Data entries
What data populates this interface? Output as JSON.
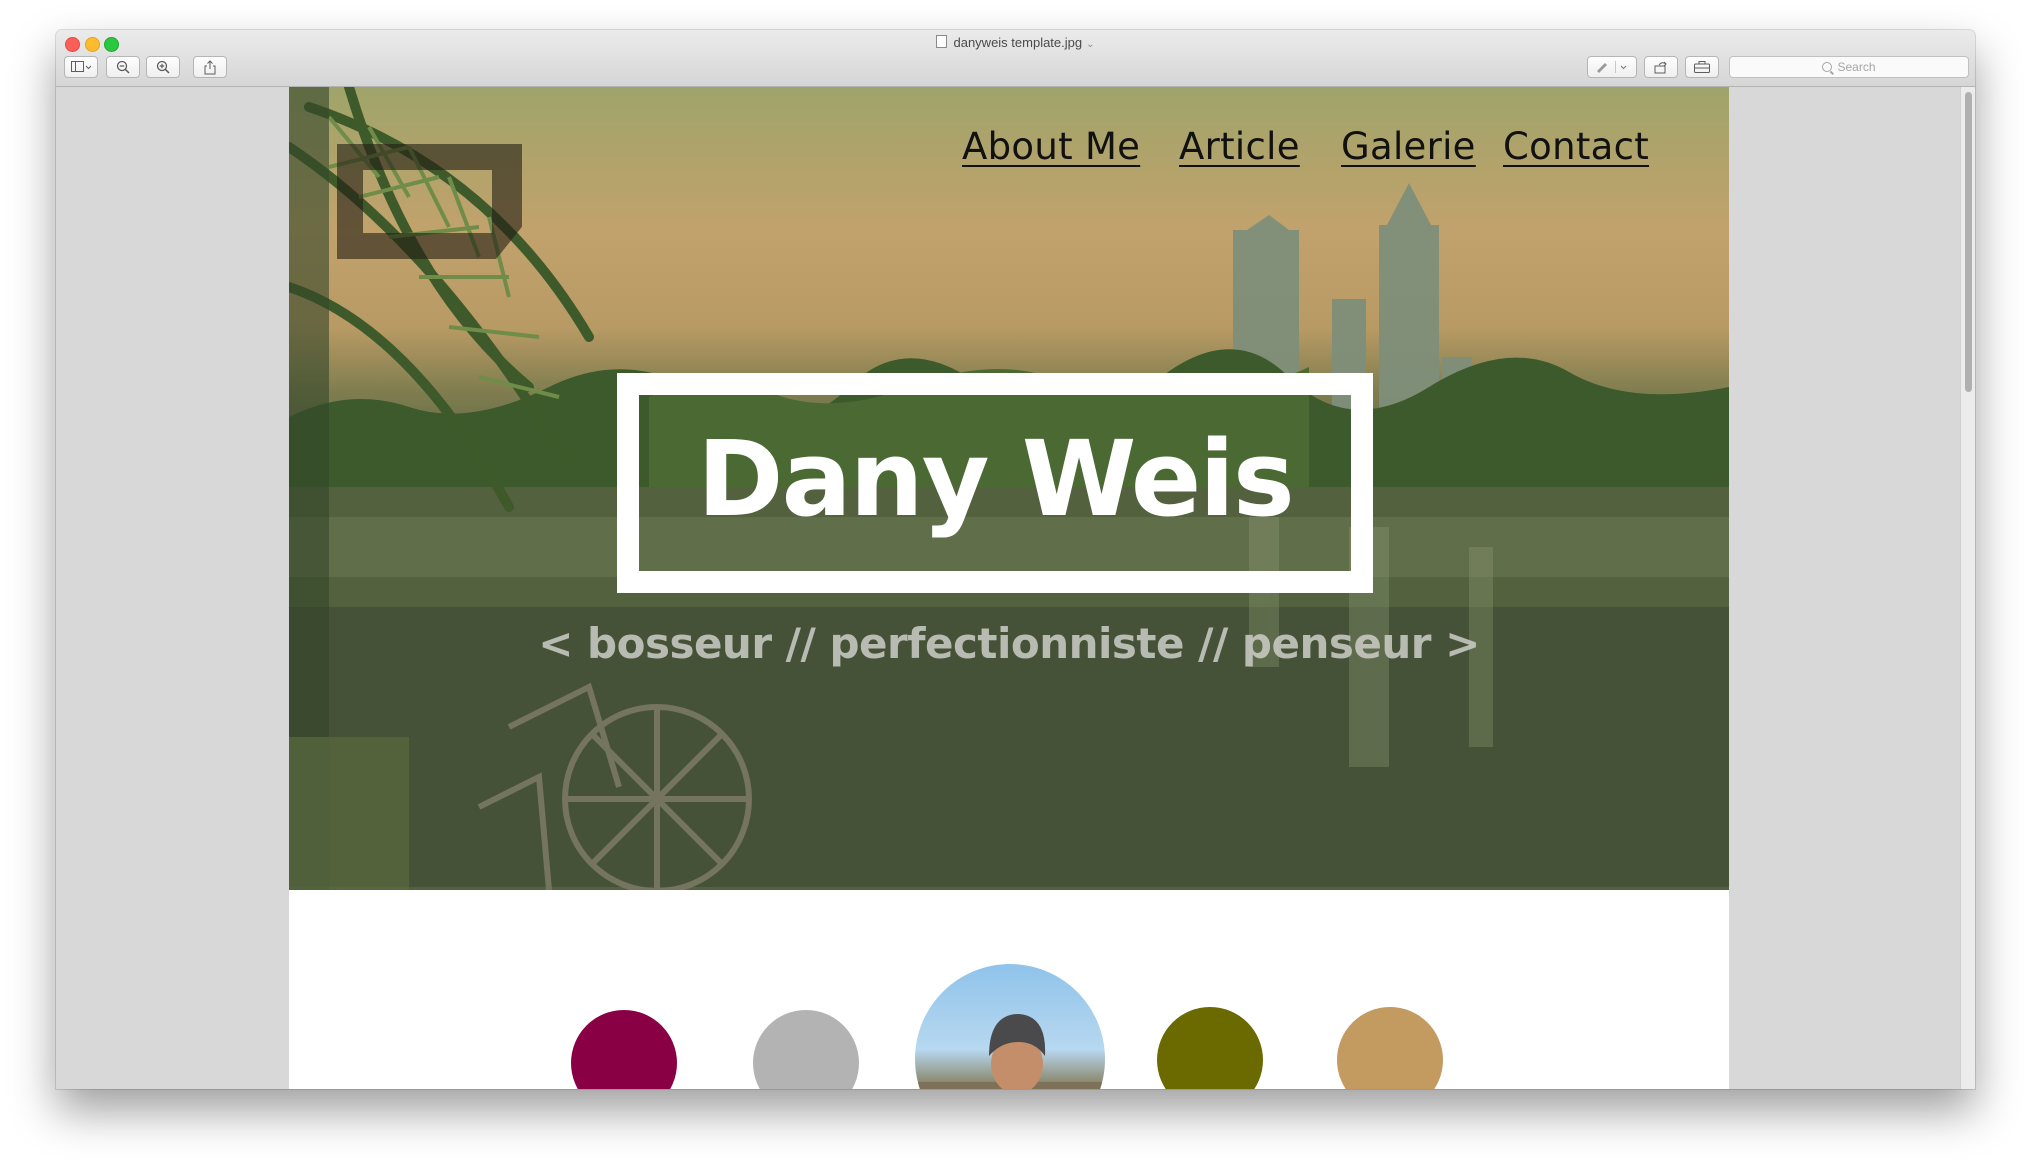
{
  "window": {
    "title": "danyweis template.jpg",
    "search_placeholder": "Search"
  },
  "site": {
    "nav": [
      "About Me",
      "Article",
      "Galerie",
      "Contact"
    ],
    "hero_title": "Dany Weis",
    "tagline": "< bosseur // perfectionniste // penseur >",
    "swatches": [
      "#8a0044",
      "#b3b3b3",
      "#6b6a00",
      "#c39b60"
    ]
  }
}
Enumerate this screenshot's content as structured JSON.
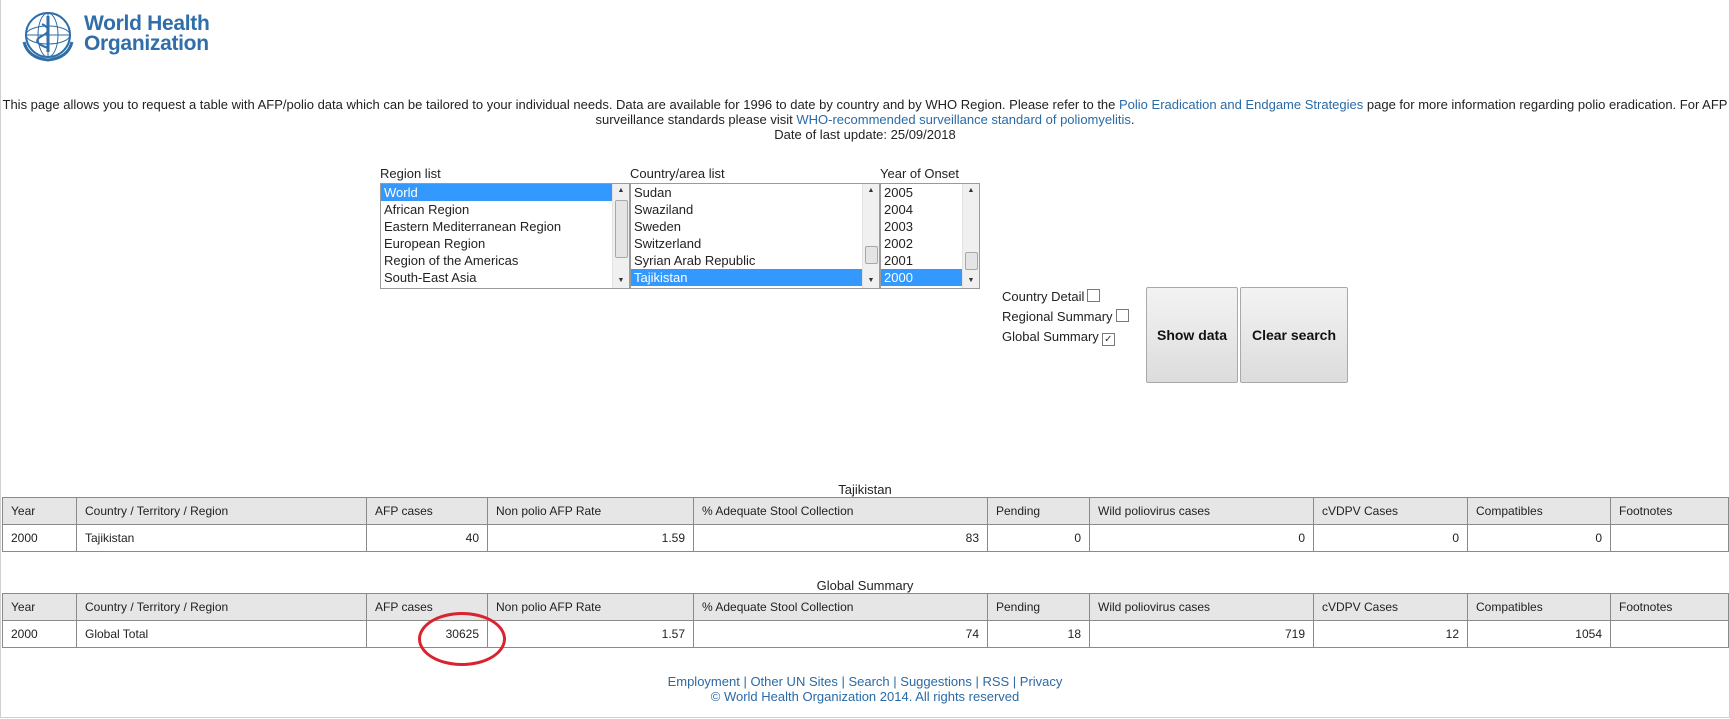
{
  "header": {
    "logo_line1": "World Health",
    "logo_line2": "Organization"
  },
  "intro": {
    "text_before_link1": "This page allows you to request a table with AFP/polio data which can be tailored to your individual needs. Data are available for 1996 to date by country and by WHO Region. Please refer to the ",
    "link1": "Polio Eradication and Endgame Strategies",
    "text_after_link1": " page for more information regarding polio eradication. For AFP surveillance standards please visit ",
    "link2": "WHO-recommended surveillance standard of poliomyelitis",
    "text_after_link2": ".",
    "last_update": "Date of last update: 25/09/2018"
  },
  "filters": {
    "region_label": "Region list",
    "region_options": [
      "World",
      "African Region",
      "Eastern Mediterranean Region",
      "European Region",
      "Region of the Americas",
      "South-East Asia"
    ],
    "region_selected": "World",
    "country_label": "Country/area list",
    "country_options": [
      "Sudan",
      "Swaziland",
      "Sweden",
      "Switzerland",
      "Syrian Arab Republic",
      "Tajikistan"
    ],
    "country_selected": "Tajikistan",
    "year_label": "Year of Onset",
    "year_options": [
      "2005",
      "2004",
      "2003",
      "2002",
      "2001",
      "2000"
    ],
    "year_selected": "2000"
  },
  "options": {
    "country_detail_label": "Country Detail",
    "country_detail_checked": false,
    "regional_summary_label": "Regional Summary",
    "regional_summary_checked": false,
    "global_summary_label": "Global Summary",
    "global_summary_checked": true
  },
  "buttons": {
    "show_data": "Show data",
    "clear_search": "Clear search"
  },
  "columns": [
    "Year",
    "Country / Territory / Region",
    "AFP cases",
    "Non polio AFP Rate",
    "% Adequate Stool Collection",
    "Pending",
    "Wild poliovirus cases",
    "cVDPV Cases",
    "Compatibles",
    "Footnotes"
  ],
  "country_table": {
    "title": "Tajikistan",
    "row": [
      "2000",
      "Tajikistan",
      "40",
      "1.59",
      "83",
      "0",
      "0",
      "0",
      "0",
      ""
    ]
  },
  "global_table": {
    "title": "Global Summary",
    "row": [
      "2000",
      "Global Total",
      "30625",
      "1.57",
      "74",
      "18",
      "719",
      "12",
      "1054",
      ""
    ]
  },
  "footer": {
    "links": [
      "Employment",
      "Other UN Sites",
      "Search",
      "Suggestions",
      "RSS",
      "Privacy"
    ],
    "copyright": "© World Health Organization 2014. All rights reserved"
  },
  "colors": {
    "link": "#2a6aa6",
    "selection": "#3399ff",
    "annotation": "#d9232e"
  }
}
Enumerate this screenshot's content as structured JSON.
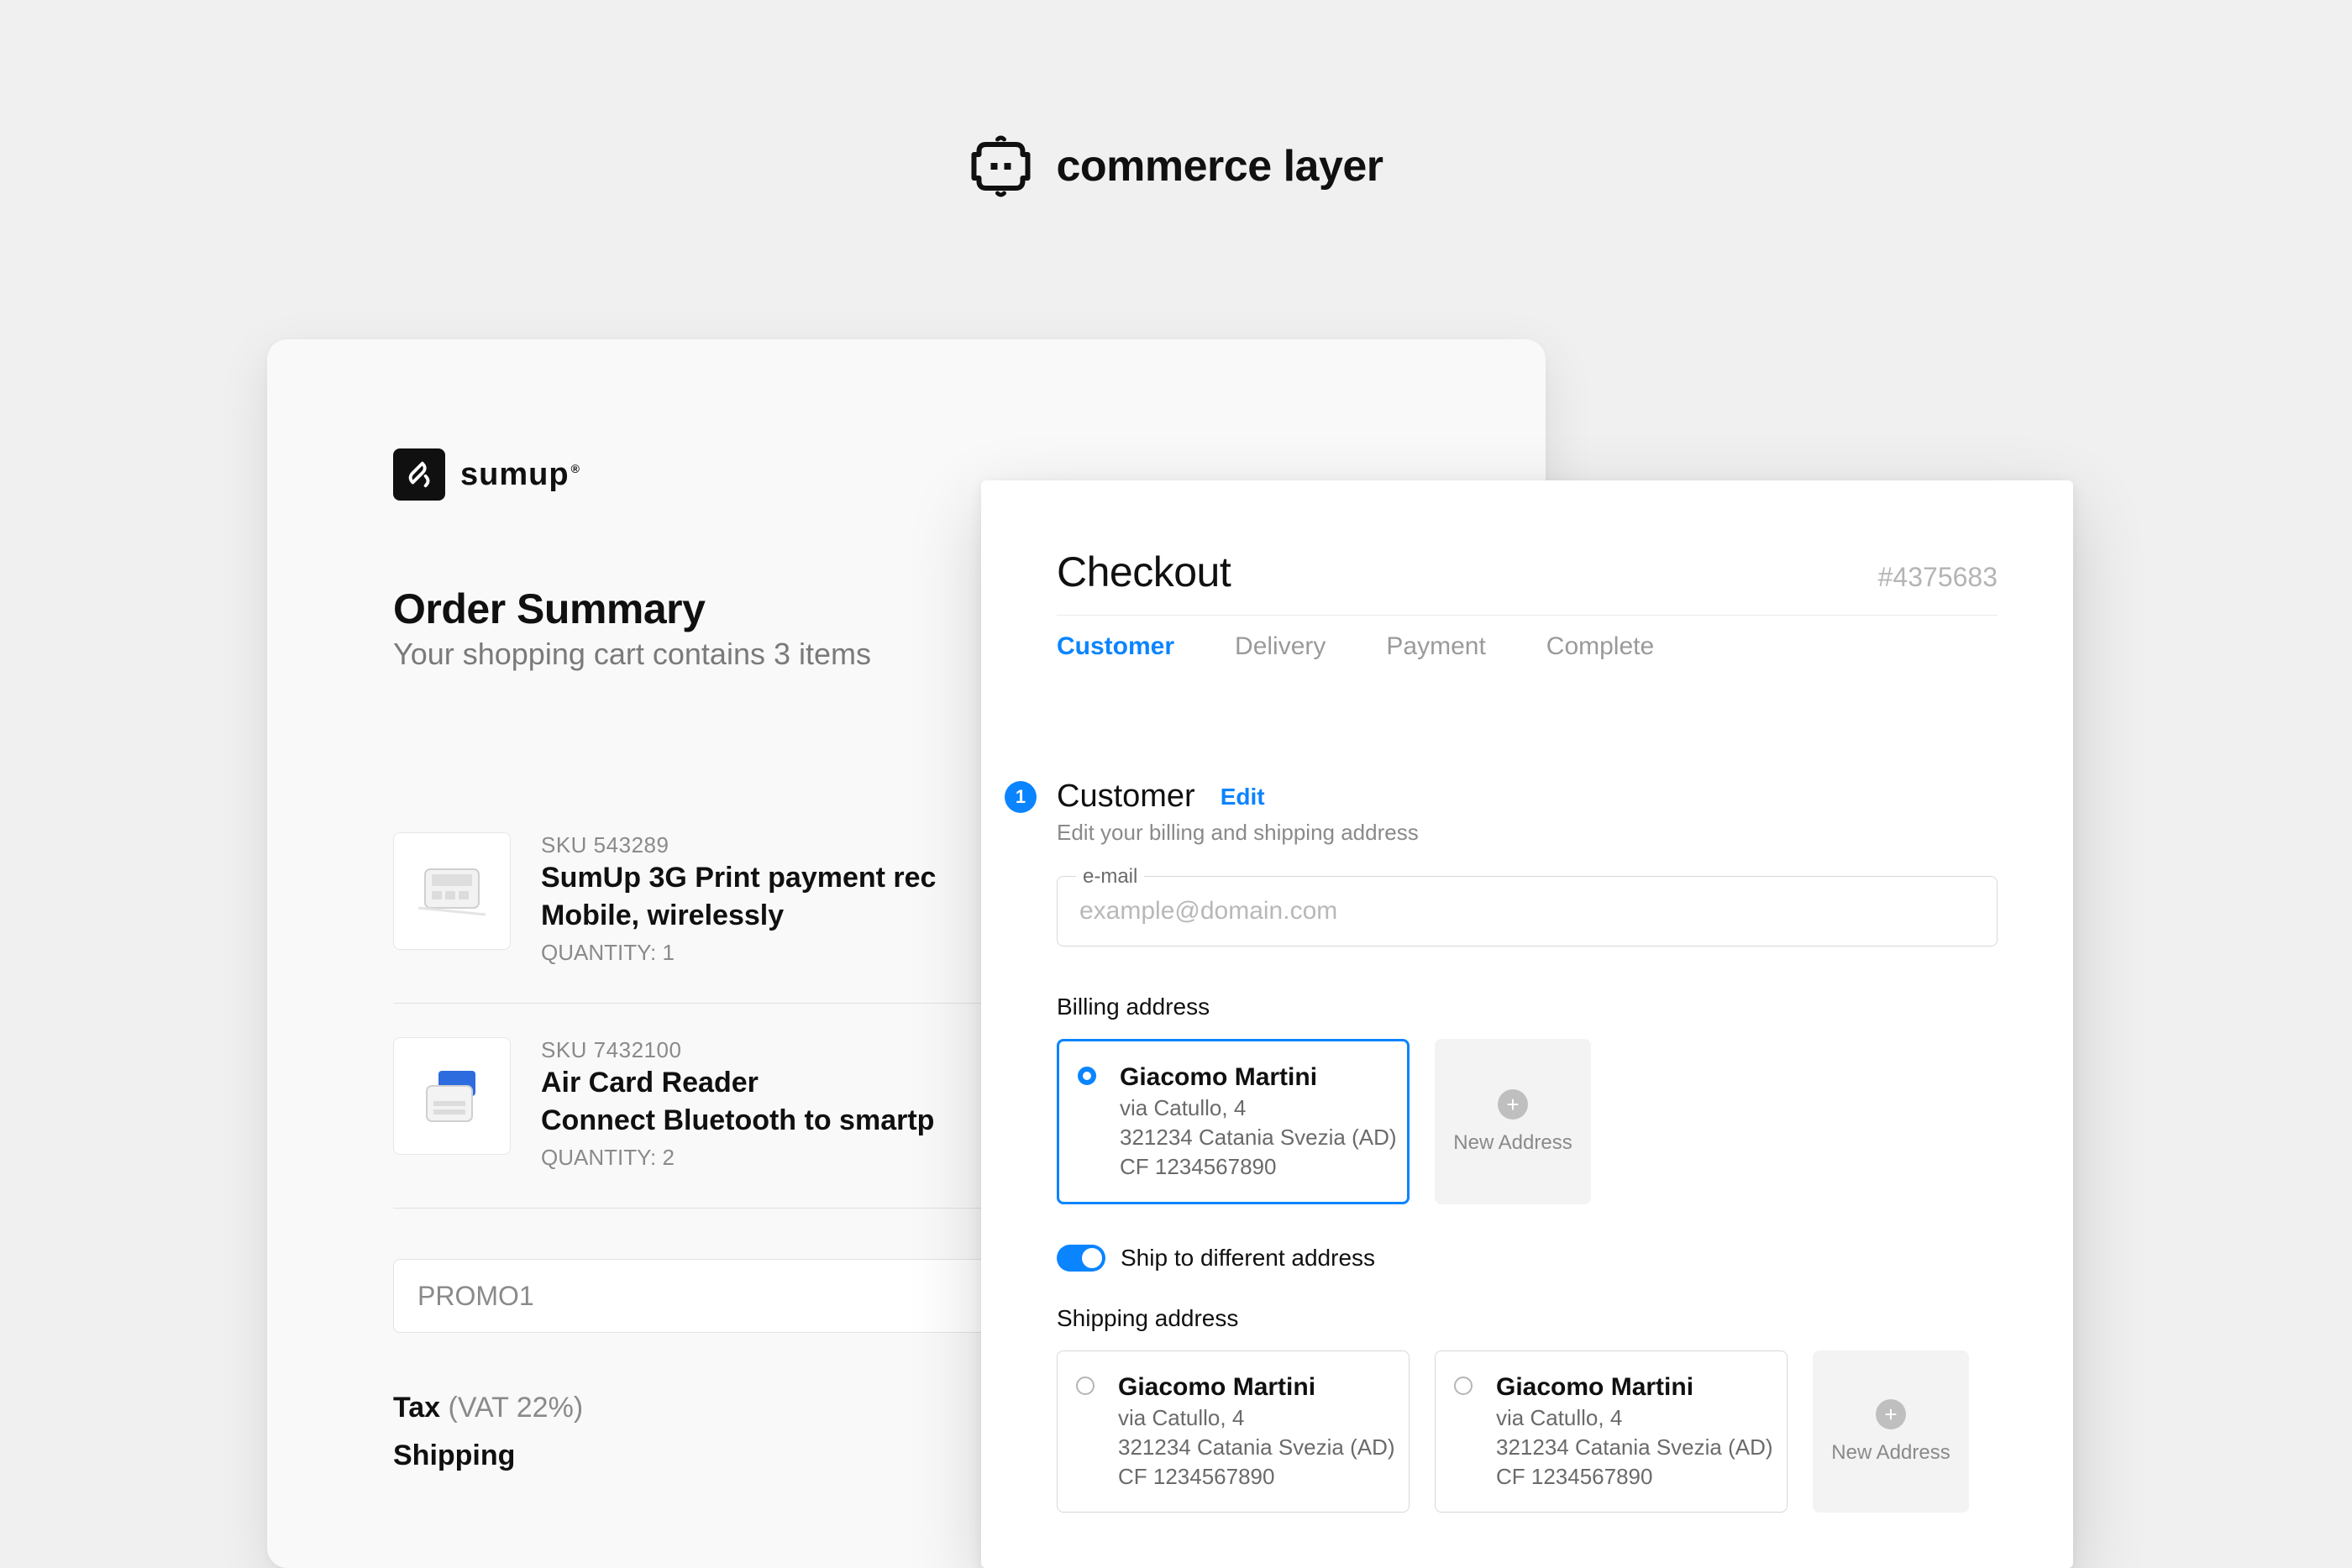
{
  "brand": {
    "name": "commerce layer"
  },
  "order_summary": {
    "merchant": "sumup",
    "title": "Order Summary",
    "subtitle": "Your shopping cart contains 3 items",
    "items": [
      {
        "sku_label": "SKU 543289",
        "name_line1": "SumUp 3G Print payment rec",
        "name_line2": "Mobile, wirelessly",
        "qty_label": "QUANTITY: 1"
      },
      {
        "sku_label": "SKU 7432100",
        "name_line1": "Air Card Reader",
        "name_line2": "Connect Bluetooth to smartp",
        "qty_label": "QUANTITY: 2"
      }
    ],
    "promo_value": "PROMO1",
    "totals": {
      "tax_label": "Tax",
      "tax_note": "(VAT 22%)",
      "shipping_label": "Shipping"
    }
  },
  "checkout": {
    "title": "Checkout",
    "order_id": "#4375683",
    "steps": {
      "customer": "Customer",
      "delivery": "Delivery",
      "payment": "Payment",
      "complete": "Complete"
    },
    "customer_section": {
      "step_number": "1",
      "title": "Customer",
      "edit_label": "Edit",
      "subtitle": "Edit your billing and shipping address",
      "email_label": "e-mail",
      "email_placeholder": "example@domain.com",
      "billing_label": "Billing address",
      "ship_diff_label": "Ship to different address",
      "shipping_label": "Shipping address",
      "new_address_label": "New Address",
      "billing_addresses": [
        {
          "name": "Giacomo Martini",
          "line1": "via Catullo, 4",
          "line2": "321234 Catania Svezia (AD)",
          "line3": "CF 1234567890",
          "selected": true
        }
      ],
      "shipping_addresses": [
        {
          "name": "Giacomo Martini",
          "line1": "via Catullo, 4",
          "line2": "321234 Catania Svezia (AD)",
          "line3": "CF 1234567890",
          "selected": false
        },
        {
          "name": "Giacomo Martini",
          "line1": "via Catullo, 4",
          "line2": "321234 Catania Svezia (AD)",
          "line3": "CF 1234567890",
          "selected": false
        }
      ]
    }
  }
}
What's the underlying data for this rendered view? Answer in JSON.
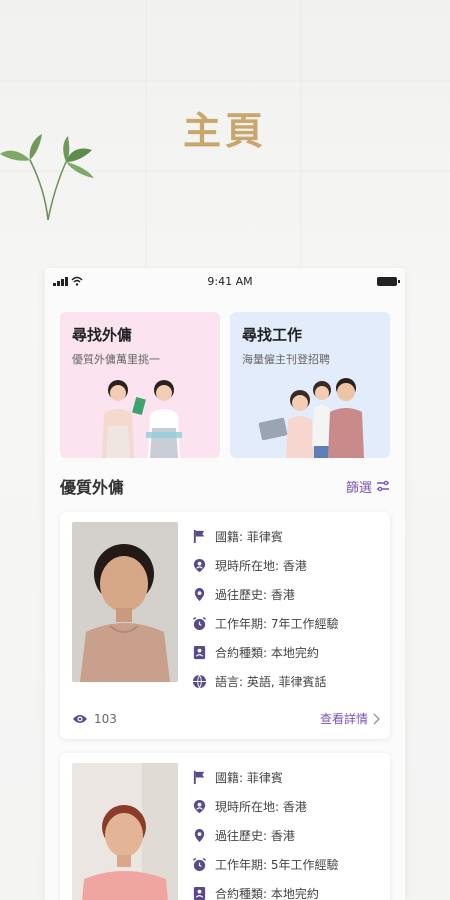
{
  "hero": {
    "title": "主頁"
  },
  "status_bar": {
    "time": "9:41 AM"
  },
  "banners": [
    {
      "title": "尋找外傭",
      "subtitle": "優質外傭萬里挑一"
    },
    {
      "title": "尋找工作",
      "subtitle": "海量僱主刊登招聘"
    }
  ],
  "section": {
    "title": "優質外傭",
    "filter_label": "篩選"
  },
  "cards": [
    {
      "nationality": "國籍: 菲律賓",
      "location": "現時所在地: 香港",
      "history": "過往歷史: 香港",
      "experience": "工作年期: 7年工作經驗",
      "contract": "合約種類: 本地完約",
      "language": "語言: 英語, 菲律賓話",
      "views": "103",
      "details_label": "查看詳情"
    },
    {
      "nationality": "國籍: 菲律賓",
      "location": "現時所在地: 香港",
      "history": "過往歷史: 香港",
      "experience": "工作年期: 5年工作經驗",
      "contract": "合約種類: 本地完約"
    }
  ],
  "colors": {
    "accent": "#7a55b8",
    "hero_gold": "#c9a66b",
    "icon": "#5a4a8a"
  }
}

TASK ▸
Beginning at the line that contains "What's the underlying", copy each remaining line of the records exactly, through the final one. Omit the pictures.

EXPECTED ANSWER ▸
What's the underlying data for this rendered view? Answer in JSON.
{
  "hero": {
    "title": "主頁"
  },
  "status_bar": {
    "time": "9:41 AM"
  },
  "banners": [
    {
      "title": "尋找外傭",
      "subtitle": "優質外傭萬里挑一"
    },
    {
      "title": "尋找工作",
      "subtitle": "海量僱主刊登招聘"
    }
  ],
  "section": {
    "title": "優質外傭",
    "filter_label": "篩選"
  },
  "cards": [
    {
      "nationality": "國籍: 菲律賓",
      "location": "現時所在地: 香港",
      "history": "過往歷史: 香港",
      "experience": "工作年期: 7年工作經驗",
      "contract": "合約種類: 本地完約",
      "language": "語言: 英語, 菲律賓話",
      "views": "103",
      "details_label": "查看詳情"
    },
    {
      "nationality": "國籍: 菲律賓",
      "location": "現時所在地: 香港",
      "history": "過往歷史: 香港",
      "experience": "工作年期: 5年工作經驗",
      "contract": "合約種類: 本地完約"
    }
  ],
  "colors": {
    "accent": "#7a55b8",
    "hero_gold": "#c9a66b",
    "icon": "#5a4a8a"
  }
}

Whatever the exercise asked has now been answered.